UT’s Beach said he thinks plug-in hybrids may play an important role in a transition in the coming years because of the flexibility they provide compared with pure electric vehicles. They could combine the trend toward electrification with America’s trust of cars that run on fossil fuels.

"I have zero range anxiety in my electric vehicle because there is an engine in there and there is a [gasoline] tank," Beach said. "So I don’t have to worry if the battery goes dead."

Beach stressed the outlying nature of Harvey and said refineries will have to consider risks, and it’s not clear the region can fully prepare for the sort of event it just experienced. This was essentially a rain event, not a storm surge event, for Houston-area refineries.

"I can almost guarantee that there are going to be people calling for those refineries to be built up to where they can withstand" such events, Beach said. "Does that mean we build higher dikes and walls and dams and stuff around the refineries? I don’t know."

In an opinion piece, Eric Berger, editor of the popular Space City Weather site, said Houston faces an important question as it considers its future after major flooding.

"We risk Houston becoming a place shunned by new people and new businesses as not worth the trouble," he wrote in a piece published on the Houston Chronicle‘s website. "Heat and humidity, people can live with.
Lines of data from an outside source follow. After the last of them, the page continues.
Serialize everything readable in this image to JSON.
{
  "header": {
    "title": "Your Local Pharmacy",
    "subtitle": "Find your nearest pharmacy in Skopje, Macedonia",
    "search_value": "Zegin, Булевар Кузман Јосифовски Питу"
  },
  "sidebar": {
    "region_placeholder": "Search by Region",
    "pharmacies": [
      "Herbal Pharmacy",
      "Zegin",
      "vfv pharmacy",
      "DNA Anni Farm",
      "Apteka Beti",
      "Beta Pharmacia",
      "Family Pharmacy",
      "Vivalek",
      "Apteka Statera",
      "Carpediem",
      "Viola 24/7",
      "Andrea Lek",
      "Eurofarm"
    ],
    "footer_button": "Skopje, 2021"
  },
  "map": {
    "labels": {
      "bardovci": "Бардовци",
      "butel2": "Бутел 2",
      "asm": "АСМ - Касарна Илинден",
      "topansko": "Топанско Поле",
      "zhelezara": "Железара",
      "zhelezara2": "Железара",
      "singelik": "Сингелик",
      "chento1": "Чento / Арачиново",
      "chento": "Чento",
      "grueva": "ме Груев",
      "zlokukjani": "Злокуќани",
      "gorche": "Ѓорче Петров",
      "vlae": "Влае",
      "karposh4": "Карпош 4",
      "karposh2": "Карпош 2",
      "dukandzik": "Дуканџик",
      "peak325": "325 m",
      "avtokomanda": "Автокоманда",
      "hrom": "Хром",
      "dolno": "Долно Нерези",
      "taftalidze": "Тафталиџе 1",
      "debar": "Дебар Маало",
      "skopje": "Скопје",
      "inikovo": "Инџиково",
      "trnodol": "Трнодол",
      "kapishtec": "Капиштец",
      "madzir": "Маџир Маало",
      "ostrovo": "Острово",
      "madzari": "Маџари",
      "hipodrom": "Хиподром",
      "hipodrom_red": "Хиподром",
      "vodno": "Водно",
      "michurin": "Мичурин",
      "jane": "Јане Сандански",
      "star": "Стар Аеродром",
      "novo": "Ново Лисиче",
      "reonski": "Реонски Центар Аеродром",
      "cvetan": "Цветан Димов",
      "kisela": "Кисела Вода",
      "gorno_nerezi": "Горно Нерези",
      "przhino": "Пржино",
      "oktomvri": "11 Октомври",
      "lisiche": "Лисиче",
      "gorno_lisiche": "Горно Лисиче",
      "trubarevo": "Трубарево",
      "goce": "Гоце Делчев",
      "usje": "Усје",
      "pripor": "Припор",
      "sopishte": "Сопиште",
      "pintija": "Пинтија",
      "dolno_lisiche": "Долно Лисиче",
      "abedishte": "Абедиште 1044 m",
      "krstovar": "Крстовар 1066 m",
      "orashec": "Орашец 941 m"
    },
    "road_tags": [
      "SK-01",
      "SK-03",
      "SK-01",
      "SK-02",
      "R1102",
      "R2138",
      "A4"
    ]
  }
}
But not this."

Public Citizen’s Shelley said Houston needs to look at major questions around drainage and upgrades. He thinks the energy side of the equation can be addressed in part by reducing the petrochemical footprint that’s focused here.

"Are we going to be immune to hurricanes when we’re electrified? No," Shelley said. But that doesn’t mean petrochemical problems can’t be addressed, he said.

Rice’s Cohan is hopeful that Harvey acts as a wake-up call to rebuild the city the right way. Looking to change could apply to Houston’s approach to energy as well.

"The city in the long run will be better off if we move away from the boom-and-bust cycles of the oil and gas industry and we’re on more diversified footing, with clean energy being a part of that," he said.

One past proposal, known as the Ike Dike, would try to protect the region from storm surge and could cost billions of dollars. To Cohan, it calls for too much in terms of a barrier, though he said a case could be made for more targeted protection for the Houston Ship Channel.

"No matter how quickly we move towards electric cars, it takes a long time to replace the existing fleet," he said, adding, "We’re going to need refining capacity."